India against India
The aftermath of 11th August, 2012 has redefined what Independence Day means to us, finds out Shruti Parmar
An early morning flag-hoisting ceremony, the loud singing of patriotic songs, listening to fervent speeches, singing of our National Anthem and a zealous Jai Hind. This is how the most of us will celebrate our Independence Day every year. At the most we may watch a patriotic film, the Parade at the Red Fort on DD and move on to finishing our pending work on the holiday and wishing each other Happy Independence Day. We needn’t spend it differently but we must be aware that this isn’t what everyone in our country can do on Independence Day.
As India celebrated its 65th Independence Day this year, a bandh was declared, as it is every year by various militant factions in Assam and many such parties in states in the North-East of India. Some organisations like the ULFA, National Democratic Front of Bodoland, Kamtapur Liberation Organisation, Coordination Committee Manipur, Tripura Peoples Democratic Front, National Liberation Front of Tripura and Hynnewtrep National Liberation Council, etc. called for the customary boycott of the celebrations and general strike in the region on the day. Another militant organisation in Assam in an e-mail to the media on the other hand, said that places where Independence Day celebrations are organised would be ‘legitimate targets’ for the outfit and asked the people to stay away from such spots. Besides the Army and the Government officials, few people dare to step out of their houses in many districts of the North-East India on Independence Day.
The animosity is not just historical or political. It seeps from even our social behaviour today.
Post the clashes in Mumbai on the 11th of August, the North Eastern states are the flavour of the media. As Lisa Marak, a student from Meghalaya rightly says, “From being ‘Chinese’ & ‘Nepali’, it’s great how people suddenly know that we too are a part of India.” Every headline screams about some part of the people and they are being interviewed for their opinions. The projection is as victims of course. But till early this year, not a single mainstream media house stationed even one OB van in any of the seven states. Why blame just the Government?

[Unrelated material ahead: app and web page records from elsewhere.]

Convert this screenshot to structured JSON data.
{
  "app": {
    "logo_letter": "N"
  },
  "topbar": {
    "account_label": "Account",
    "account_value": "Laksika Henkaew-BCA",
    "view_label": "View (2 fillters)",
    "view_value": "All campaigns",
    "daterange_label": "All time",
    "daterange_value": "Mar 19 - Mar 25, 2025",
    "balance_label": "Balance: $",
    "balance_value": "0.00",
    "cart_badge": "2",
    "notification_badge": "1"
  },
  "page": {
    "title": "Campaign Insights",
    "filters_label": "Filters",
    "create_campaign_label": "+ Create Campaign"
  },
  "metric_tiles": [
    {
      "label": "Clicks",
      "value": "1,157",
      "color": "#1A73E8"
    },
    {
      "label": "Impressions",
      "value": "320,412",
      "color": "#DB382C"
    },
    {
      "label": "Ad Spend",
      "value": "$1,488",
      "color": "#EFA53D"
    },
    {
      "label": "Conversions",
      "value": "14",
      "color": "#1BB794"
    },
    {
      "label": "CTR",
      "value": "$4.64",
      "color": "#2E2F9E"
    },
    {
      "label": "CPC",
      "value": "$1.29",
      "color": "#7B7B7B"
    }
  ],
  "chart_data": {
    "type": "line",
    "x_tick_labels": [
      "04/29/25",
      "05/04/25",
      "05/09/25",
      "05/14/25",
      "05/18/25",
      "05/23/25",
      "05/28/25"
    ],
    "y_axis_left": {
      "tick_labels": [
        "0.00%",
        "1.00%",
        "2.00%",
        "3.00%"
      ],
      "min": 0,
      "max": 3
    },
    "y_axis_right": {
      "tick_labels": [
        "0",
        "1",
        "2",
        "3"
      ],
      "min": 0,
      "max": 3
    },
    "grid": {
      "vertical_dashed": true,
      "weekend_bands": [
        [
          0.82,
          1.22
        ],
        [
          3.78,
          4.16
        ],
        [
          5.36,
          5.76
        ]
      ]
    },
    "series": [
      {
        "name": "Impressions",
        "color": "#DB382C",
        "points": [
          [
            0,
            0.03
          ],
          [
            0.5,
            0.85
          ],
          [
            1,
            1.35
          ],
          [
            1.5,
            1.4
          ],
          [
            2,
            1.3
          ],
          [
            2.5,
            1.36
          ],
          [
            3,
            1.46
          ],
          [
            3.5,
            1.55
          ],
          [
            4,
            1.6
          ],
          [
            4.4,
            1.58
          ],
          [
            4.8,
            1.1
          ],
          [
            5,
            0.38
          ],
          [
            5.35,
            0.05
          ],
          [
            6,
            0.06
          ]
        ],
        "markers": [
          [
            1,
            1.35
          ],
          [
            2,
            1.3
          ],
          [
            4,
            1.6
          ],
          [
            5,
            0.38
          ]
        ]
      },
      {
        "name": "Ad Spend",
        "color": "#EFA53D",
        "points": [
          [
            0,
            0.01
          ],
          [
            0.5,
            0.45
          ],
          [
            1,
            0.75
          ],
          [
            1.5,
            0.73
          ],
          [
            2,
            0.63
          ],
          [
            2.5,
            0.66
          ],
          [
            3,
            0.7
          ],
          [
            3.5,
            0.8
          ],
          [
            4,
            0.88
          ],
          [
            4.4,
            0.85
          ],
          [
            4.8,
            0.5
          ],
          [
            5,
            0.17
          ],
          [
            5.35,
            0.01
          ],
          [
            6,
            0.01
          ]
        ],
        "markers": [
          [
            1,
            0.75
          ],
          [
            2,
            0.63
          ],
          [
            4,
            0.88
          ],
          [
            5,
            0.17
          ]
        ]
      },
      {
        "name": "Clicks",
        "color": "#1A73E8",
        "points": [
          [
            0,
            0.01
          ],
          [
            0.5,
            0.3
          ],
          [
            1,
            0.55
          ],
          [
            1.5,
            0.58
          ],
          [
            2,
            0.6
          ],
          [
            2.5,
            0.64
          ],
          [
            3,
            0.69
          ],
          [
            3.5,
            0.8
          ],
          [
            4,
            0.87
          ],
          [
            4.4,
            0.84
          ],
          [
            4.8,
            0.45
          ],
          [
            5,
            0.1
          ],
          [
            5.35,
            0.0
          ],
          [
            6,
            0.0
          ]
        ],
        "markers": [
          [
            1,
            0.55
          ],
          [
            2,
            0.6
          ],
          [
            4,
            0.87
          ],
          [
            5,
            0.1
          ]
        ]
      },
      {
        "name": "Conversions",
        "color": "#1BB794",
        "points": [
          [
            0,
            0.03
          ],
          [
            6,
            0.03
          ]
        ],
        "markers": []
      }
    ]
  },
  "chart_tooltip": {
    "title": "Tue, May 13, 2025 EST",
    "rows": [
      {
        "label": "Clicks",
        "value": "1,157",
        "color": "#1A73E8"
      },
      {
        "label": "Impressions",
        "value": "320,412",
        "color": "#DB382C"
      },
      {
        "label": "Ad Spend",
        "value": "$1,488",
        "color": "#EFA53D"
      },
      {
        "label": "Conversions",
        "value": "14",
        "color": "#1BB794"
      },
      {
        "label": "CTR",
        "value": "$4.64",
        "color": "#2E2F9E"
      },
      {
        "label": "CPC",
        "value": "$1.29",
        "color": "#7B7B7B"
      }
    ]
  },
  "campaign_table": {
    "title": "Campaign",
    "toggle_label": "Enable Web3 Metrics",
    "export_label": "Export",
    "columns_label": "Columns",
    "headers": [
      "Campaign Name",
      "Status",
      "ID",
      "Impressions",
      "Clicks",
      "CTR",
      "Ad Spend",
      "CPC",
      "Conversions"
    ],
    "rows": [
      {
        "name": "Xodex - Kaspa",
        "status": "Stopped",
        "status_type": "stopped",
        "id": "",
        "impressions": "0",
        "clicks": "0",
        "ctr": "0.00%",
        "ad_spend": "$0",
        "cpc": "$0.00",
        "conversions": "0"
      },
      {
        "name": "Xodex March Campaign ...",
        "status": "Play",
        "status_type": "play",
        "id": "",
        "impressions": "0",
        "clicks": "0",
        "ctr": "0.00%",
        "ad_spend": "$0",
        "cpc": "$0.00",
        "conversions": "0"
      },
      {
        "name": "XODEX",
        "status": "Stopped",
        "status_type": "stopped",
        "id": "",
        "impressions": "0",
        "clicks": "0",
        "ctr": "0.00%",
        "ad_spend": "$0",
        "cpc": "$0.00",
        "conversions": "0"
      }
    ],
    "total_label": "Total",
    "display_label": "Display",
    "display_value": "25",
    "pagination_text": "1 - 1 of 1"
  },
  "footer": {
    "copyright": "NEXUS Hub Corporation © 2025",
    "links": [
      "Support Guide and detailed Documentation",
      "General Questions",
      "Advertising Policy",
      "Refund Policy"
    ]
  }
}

There are other legitimate stereotyping concerns. Why else would all North Eastern students feel threatened when the land dispute and violence is clearly between the illegal immigrants from Bangladesh and the Bodos in Assam. “The Seven Sisters label for the north-eastern states, each of which have completely diverse cultures and problems is a serious misrepresentation”, says Samiksha Madhukullya, a student from Assam.
The clashes at Azad Maidan in Mumbai on the 11th of August and the exodus of North-Eastern students especially from Bangalore, Mumbai and Pune is a disillusionment of our celebration of Independence Day. Says Mary Marbaniang, a student from Shillong, “Why celebrate Independence Day with such gusto when we don’t even consider other citizens of our country as Indians, beyond their regional/ religious identities?”
Districts in Chattisgarh and Kashmir too along with those in the North-East have groups propagating as Black Day the date that we commemorate as one gaining freedom from colonial rule.
This is not about being a sympathiser of the extremist outfits. This is about actually debasing the reasons for their existence. This is about understanding the complexities of the legitimate issues involved and pushing for them to be resolved in a sustainable manner. This is about responding to the voices of dissent in an India against India, with the concern of being fellow citizens.
This is about ensuring that our Independence Day is truly a happy one for each and every Indian.